36 results
Date Name

Notes on party conferences and a world transformed

As party conference season reaches its middle point for 2017, Mark Leach reflects on Labour’s gathering in Brighton and looks ahead to the Conservative Party Conference in Manchester.

Embrace the chaos, time to choose

The election result suddenly seems more unpredictable than previously thought, and the polls are all over the place. But both major parties’ manifestos suggest plenty of post-election chaos for universities, says Martin McQuillan.

The real value of abolishing tuition fees in England

There are lots of good reasons for the higher education sector to support a proposal to abolish tuition fees. Christopher Newfield makes the case for reframing the debate about university funding in the UK and the US.

Labour Party Conference 2016: Four Days that Shook the Wirral

The Labour Party conference has come to an end and the HE wonks that were there have headed home. Despite the awkwardness, Martin McQuillan stayed in the house during the family domestic to get a grip on The World Transformed.

Critics of the graduate tax are shouting at straw men

Jim Dickinson responds to the legions of public critics of Owen Smith’s plans for a graduate tax, arguing that there are just as many problems with the current fees and ‘vouchers’ system.

The graduate tax: higher education’s zombie idea

Owen Smith’s revival of the graduate tax idea is the latest attempt to find an ugly compromise between tuition fees and free education.

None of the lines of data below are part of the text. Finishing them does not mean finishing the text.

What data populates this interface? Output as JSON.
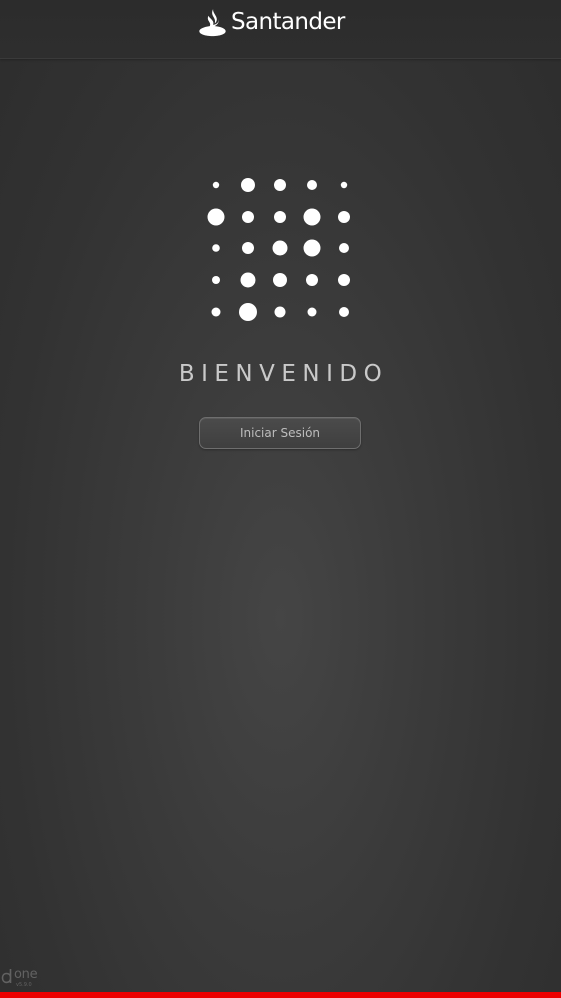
{
  "header": {
    "brand_name": "Santander",
    "brand_icon": "flame-icon"
  },
  "main": {
    "logo_icon": "dots-grid-icon",
    "welcome_text": "BIENVENIDO",
    "login_button_label": "Iniciar Sesión"
  },
  "footer": {
    "logo_name": "one",
    "version": "v5.9.0"
  },
  "colors": {
    "brand_red": "#ec0000",
    "background": "#3b3b3b",
    "header_background": "#2c2c2c",
    "text_light": "#c9c9c9"
  }
}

Politicians need to chose one or the other, argues Will Cooling.

The left is lost on higher education

Emran Mian argues that the left is offering no constructive alternative to the government’s market-led agenda in HE, and thus have very little of use to add to the debate.

Lost Labour’s love is not higher education

Martin McQuillan argues that with an HE White Paper and a Bill heading to Parliament, the Labour party’s opposition has never been more important. But they’ve been nowhere on HE in quite some time.

Labour rules out new HE funding policy

At Labour Party Conference held in Brighton, we report from an HE meeting were Gordon Marsden – the new shadow universities minister – strongly ruled out an early new commitment around HE fees and funding.

Profile: Gordon Marsden MP

A profile of Gordon Marsden, the MP for Blackpool South who will be shadowing the universities brief on the Labour front bench and leading on HE issues for the Shadow BIS Team.

Profile: Angela Eagle MP

Following the announcement that Angela Eagle will serve as Shadow Secretary of State for Business, Innovation & Skills, Zaki Dogliani profiles the Wallasey MP.

Labour Pains: Corbyn and the University

On Saturday Jeremy Corbyn was elected as leader of the Labour Party. He campaigned on a promise to abolish university tuition fees and fund higher education through direct taxation. Martin McQuillan looks at what it all means for higher education and the previous consensus on HE funding.

Winners and losers from £6,000 fees

A fortnight ago, the higher education choice at the forthcoming general election became clearer as a result of Labour’s policy announcement. Graeme Wise returns to the issue to assess the winners and losers from the £6,000 fees policy.

£6,000 fees: unanswered questions

As the dust settles on the Labour announcement that they would lower fees to £6,000 next year, Julian Gravatt looks in detail at the policy and asks ten questions on funding, regulation and policy that are raised by the promise of lower fees.

The £6,000 question

As the shockwaves reverberate, Mark Leach takes a look at the reaction in the press, sector, political parties and in early public opinion to Labour’s plan to lower fees to £6,000.

Labour announce £6k fees for 2016

Labour have announced their long-anticipated policy to reduce fees from £9,000 to £6,000. Ed Miliband also announced that Labour would raise maintenance grants by £400. Emily Lupton goes through everything we know about the ‘fully funded’ plan. This piece will be updated as information becomes available.

A small sigh of relief?

Following Labour’s announcement that they would lower fees from 9k to 6k, Alistiar Jarvis looks at why the policy isn’t nearly as bad as some in the sector had feared – but warns of challenges on the road ahead.

Live: Labour’s higher education policy announcement

Live updates, analysis, commentary, reaction and general wonkery from Mark Leach on the day that Labour sets out its plans for higher education funding that the party will take to the country at May’s General Election.

Labour’s HE funding plan – why raiding my tax break is a good idea

In the run up to Labour’s expected announcement that they will cut fees from £9,000 to £6,000, Graeme Wise looks at the method proposed to pay for it – the controversial cut in pensioner tax relief – and finds a progressive solution that has the added benefit of rolling back the marketisation of the sector and reducing some of the risks associated with the student loans system.